“I want Suffolk to be competitive,” he said. “This is part of that storm I was talking about.”

Charles Parr, the Suffolk incumbent, stressed other opportunities available in Suffolk.

“There’s a lot of opportunity, and Suffolk is the belle of the ball,” he said.

Each of the candidates also gave their opinion on what should be done about the replacement of Robertson and Southwestern elementary schools.

Duman, whose sister is the principal at Robertson, said in a “perfect world,” Southwestern would be replaced and Robertson would be renovated. However, if one school is built, it should be centrally located.

“If it goes against the comprehensive plan, change it,” Duman said.

Martin began her response by advocating regular joint meetings between City Council and School Board, not just when there is a problem that needs to be solved.

“Decisions should be made based on facts and planned growth,” she said of the new school.

Brown said he feels the school should be built “where growth will be in the future” — a place he defined as along U.S. Route 58.

Newsome advocated the one-school replacement concept but insisted the decision on location should remain with the School Board.

“If they want it, it’s our job on Council to fund it,” he said. “The one-school concept, I think that’s what they should do, but again it’s up to the School Board.”

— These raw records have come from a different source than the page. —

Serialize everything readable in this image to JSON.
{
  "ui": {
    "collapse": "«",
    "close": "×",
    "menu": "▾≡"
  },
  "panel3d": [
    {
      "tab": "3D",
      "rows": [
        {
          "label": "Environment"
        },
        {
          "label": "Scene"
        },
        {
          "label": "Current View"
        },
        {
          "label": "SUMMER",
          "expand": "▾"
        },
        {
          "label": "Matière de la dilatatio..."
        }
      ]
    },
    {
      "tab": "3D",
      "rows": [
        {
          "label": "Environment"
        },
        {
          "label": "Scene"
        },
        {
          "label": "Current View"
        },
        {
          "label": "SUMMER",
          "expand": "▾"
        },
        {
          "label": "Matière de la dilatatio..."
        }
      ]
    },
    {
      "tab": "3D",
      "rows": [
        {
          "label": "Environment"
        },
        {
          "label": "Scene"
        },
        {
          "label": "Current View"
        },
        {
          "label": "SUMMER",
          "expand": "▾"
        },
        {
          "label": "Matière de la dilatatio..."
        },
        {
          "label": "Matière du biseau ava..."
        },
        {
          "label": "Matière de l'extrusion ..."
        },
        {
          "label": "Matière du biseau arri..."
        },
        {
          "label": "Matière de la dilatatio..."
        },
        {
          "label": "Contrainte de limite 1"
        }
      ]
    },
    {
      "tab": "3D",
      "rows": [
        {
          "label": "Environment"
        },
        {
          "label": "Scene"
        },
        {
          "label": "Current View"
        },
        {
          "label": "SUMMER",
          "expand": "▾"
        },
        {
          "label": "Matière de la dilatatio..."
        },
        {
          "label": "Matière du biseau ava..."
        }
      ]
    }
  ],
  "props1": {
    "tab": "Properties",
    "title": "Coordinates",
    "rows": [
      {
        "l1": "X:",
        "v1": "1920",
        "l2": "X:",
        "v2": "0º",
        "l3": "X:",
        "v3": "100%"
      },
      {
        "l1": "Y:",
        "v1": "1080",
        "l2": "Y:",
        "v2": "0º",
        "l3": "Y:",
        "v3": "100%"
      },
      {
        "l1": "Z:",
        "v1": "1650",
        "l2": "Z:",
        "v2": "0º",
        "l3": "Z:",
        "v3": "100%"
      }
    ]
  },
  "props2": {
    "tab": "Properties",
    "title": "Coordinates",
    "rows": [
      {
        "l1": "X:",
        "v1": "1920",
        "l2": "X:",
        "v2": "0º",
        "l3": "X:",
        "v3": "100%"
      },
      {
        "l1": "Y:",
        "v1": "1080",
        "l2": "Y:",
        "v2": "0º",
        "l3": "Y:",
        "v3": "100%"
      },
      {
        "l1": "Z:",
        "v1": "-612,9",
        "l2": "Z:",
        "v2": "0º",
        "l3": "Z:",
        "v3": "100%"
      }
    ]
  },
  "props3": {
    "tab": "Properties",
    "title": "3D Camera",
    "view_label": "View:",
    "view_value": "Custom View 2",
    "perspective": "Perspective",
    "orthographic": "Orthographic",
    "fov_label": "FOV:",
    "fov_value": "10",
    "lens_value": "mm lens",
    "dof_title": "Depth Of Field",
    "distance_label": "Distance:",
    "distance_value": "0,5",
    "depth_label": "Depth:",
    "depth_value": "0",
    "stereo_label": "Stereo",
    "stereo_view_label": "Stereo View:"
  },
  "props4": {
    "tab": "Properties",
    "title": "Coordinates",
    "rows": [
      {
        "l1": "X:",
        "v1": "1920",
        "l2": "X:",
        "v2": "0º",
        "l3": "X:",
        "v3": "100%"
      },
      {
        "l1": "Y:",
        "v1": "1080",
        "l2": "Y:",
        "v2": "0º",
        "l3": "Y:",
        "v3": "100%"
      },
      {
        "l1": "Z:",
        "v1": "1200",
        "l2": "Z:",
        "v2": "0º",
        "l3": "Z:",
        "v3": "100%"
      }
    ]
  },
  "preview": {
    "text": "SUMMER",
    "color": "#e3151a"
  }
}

Gardy advocated building one school and said its location does not matter to him as long as it is built.

Copeland left the decision entirely up to the School Board.

“You need to let the School Board handle that,” he said. “Let them do their job.”

Parr said he supports closing the two current schools and replacing them with one school.